[Data excerpts]
* * * * * * *
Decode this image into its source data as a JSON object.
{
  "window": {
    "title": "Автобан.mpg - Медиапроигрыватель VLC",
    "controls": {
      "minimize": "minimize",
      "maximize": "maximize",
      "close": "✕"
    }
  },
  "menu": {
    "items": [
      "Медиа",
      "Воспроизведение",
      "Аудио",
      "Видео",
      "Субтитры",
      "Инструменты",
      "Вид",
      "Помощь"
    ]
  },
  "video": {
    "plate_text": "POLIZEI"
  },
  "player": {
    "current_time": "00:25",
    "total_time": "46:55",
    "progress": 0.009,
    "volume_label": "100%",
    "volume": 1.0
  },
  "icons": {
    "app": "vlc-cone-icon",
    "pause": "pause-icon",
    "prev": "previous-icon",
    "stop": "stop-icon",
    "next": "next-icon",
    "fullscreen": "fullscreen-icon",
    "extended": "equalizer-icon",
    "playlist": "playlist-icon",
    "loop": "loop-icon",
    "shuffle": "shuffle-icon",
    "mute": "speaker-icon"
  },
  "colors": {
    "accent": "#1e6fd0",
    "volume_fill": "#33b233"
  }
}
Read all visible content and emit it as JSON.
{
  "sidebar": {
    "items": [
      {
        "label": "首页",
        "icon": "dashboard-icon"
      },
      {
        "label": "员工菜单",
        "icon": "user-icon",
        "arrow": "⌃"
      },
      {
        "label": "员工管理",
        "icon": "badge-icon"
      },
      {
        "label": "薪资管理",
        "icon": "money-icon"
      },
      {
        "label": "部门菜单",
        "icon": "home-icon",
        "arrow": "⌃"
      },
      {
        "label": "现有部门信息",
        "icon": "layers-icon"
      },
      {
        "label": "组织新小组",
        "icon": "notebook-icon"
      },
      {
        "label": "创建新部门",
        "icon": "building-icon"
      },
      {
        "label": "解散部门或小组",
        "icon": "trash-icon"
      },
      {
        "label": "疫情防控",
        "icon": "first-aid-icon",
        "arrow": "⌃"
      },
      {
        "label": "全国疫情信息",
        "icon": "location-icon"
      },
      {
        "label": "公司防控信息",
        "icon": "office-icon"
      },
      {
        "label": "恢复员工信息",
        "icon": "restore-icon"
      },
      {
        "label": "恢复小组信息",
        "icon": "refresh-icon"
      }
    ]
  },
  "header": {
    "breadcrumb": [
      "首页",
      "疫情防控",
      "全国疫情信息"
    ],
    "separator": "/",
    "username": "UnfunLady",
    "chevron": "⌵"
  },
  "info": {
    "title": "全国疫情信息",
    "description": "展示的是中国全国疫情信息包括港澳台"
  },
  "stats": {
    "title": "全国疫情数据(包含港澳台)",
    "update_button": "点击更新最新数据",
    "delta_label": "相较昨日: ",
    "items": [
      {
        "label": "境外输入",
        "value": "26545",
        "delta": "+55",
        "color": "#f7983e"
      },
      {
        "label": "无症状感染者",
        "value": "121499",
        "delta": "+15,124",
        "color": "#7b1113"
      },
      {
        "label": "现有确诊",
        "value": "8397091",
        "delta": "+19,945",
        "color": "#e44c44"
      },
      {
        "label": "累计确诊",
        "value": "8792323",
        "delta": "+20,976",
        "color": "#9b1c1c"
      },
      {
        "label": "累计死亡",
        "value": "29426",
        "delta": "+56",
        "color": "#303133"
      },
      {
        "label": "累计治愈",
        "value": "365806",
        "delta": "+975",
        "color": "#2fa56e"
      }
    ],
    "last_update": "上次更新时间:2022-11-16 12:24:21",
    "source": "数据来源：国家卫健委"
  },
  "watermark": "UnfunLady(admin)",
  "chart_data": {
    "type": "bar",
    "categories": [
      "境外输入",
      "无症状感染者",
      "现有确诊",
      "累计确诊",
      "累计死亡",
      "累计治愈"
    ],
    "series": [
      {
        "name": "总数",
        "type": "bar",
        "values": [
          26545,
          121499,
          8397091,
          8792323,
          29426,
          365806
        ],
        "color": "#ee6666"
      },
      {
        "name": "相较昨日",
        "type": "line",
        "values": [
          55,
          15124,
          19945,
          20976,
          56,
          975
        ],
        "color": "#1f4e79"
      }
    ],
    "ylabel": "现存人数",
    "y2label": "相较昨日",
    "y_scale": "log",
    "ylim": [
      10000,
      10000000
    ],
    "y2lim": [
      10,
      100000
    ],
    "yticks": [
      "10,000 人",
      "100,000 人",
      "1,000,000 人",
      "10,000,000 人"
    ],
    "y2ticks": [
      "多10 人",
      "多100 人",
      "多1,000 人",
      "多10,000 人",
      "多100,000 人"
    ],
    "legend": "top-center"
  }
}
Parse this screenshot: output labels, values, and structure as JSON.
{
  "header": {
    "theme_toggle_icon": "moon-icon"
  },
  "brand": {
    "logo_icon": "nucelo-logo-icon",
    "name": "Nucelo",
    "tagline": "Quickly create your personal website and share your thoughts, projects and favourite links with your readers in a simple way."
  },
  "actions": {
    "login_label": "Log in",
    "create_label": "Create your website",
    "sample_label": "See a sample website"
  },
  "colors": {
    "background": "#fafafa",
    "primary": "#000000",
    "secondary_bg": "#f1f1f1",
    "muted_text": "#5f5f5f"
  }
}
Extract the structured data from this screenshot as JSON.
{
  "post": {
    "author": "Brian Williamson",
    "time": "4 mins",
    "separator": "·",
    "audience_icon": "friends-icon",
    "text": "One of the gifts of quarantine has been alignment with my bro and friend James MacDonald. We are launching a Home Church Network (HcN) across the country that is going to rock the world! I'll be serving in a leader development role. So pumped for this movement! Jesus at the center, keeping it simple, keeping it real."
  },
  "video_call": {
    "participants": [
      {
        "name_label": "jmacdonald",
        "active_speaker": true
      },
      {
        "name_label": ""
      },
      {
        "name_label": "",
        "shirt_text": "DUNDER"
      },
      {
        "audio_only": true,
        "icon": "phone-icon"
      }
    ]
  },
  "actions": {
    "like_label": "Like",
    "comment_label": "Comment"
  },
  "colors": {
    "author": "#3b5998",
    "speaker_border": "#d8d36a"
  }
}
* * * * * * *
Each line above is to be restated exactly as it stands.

Decode this image into its source data as a JSON object.
{
  "window": {
    "title": "Автобан.mpg - Медиапроигрыватель VLC",
    "controls": {
      "minimize": "minimize",
      "maximize": "maximize",
      "close": "✕"
    }
  },
  "menu": {
    "items": [
      "Медиа",
      "Воспроизведение",
      "Аудио",
      "Видео",
      "Субтитры",
      "Инструменты",
      "Вид",
      "Помощь"
    ]
  },
  "video": {
    "plate_text": "POLIZEI"
  },
  "player": {
    "current_time": "00:25",
    "total_time": "46:55",
    "progress": 0.009,
    "volume_label": "100%",
    "volume": 1.0
  },
  "icons": {
    "app": "vlc-cone-icon",
    "pause": "pause-icon",
    "prev": "previous-icon",
    "stop": "stop-icon",
    "next": "next-icon",
    "fullscreen": "fullscreen-icon",
    "extended": "equalizer-icon",
    "playlist": "playlist-icon",
    "loop": "loop-icon",
    "shuffle": "shuffle-icon",
    "mute": "speaker-icon"
  },
  "colors": {
    "accent": "#1e6fd0",
    "volume_fill": "#33b233"
  }
}
Read all visible content and emit it as JSON.
{
  "sidebar": {
    "items": [
      {
        "label": "首页",
        "icon": "dashboard-icon"
      },
      {
        "label": "员工菜单",
        "icon": "user-icon",
        "arrow": "⌃"
      },
      {
        "label": "员工管理",
        "icon": "badge-icon"
      },
      {
        "label": "薪资管理",
        "icon": "money-icon"
      },
      {
        "label": "部门菜单",
        "icon": "home-icon",
        "arrow": "⌃"
      },
      {
        "label": "现有部门信息",
        "icon": "layers-icon"
      },
      {
        "label": "组织新小组",
        "icon": "notebook-icon"
      },
      {
        "label": "创建新部门",
        "icon": "building-icon"
      },
      {
        "label": "解散部门或小组",
        "icon": "trash-icon"
      },
      {
        "label": "疫情防控",
        "icon": "first-aid-icon",
        "arrow": "⌃"
      },
      {
        "label": "全国疫情信息",
        "icon": "location-icon"
      },
      {
        "label": "公司防控信息",
        "icon": "office-icon"
      },
      {
        "label": "恢复员工信息",
        "icon": "restore-icon"
      },
      {
        "label": "恢复小组信息",
        "icon": "refresh-icon"
      }
    ]
  },
  "header": {
    "breadcrumb": [
      "首页",
      "疫情防控",
      "全国疫情信息"
    ],
    "separator": "/",
    "username": "UnfunLady",
    "chevron": "⌵"
  },
  "info": {
    "title": "全国疫情信息",
    "description": "展示的是中国全国疫情信息包括港澳台"
  },
  "stats": {
    "title": "全国疫情数据(包含港澳台)",
    "update_button": "点击更新最新数据",
    "delta_label": "相较昨日: ",
    "items": [
      {
        "label": "境外输入",
        "value": "26545",
        "delta": "+55",
        "color": "#f7983e"
      },
      {
        "label": "无症状感染者",
        "value": "121499",
        "delta": "+15,124",
        "color": "#7b1113"
      },
      {
        "label": "现有确诊",
        "value": "8397091",
        "delta": "+19,945",
        "color": "#e44c44"
      },
      {
        "label": "累计确诊",
        "value": "8792323",
        "delta": "+20,976",
        "color": "#9b1c1c"
      },
      {
        "label": "累计死亡",
        "value": "29426",
        "delta": "+56",
        "color": "#303133"
      },
      {
        "label": "累计治愈",
        "value": "365806",
        "delta": "+975",
        "color": "#2fa56e"
      }
    ],
    "last_update": "上次更新时间:2022-11-16 12:24:21",
    "source": "数据来源：国家卫健委"
  },
  "watermark": "UnfunLady(admin)",
  "chart_data": {
    "type": "bar",
    "categories": [
      "境外输入",
      "无症状感染者",
      "现有确诊",
      "累计确诊",
      "累计死亡",
      "累计治愈"
    ],
    "series": [
      {
        "name": "总数",
        "type": "bar",
        "values": [
          26545,
          121499,
          8397091,
          8792323,
          29426,
          365806
        ],
        "color": "#ee6666"
      },
      {
        "name": "相较昨日",
        "type": "line",
        "values": [
          55,
          15124,
          19945,
          20976,
          56,
          975
        ],
        "color": "#1f4e79"
      }
    ],
    "ylabel": "现存人数",
    "y2label": "相较昨日",
    "y_scale": "log",
    "ylim": [
      10000,
      10000000
    ],
    "y2lim": [
      10,
      100000
    ],
    "yticks": [
      "10,000 人",
      "100,000 人",
      "1,000,000 人",
      "10,000,000 人"
    ],
    "y2ticks": [
      "多10 人",
      "多100 人",
      "多1,000 人",
      "多10,000 人",
      "多100,000 人"
    ],
    "legend": "top-center"
  }
}
Parse this screenshot: output labels, values, and structure as JSON.
{
  "header": {
    "theme_toggle_icon": "moon-icon"
  },
  "brand": {
    "logo_icon": "nucelo-logo-icon",
    "name": "Nucelo",
    "tagline": "Quickly create your personal website and share your thoughts, projects and favourite links with your readers in a simple way."
  },
  "actions": {
    "login_label": "Log in",
    "create_label": "Create your website",
    "sample_label": "See a sample website"
  },
  "colors": {
    "background": "#fafafa",
    "primary": "#000000",
    "secondary_bg": "#f1f1f1",
    "muted_text": "#5f5f5f"
  }
}
Extract the structured data from this screenshot as JSON.
{
  "post": {
    "author": "Brian Williamson",
    "time": "4 mins",
    "separator": "·",
    "audience_icon": "friends-icon",
    "text": "One of the gifts of quarantine has been alignment with my bro and friend James MacDonald. We are launching a Home Church Network (HcN) across the country that is going to rock the world! I'll be serving in a leader development role. So pumped for this movement! Jesus at the center, keeping it simple, keeping it real."
  },
  "video_call": {
    "participants": [
      {
        "name_label": "jmacdonald",
        "active_speaker": true
      },
      {
        "name_label": ""
      },
      {
        "name_label": "",
        "shirt_text": "DUNDER"
      },
      {
        "audio_only": true,
        "icon": "phone-icon"
      }
    ]
  },
  "actions": {
    "like_label": "Like",
    "comment_label": "Comment"
  },
  "colors": {
    "author": "#3b5998",
    "speaker_border": "#d8d36a"
  }
}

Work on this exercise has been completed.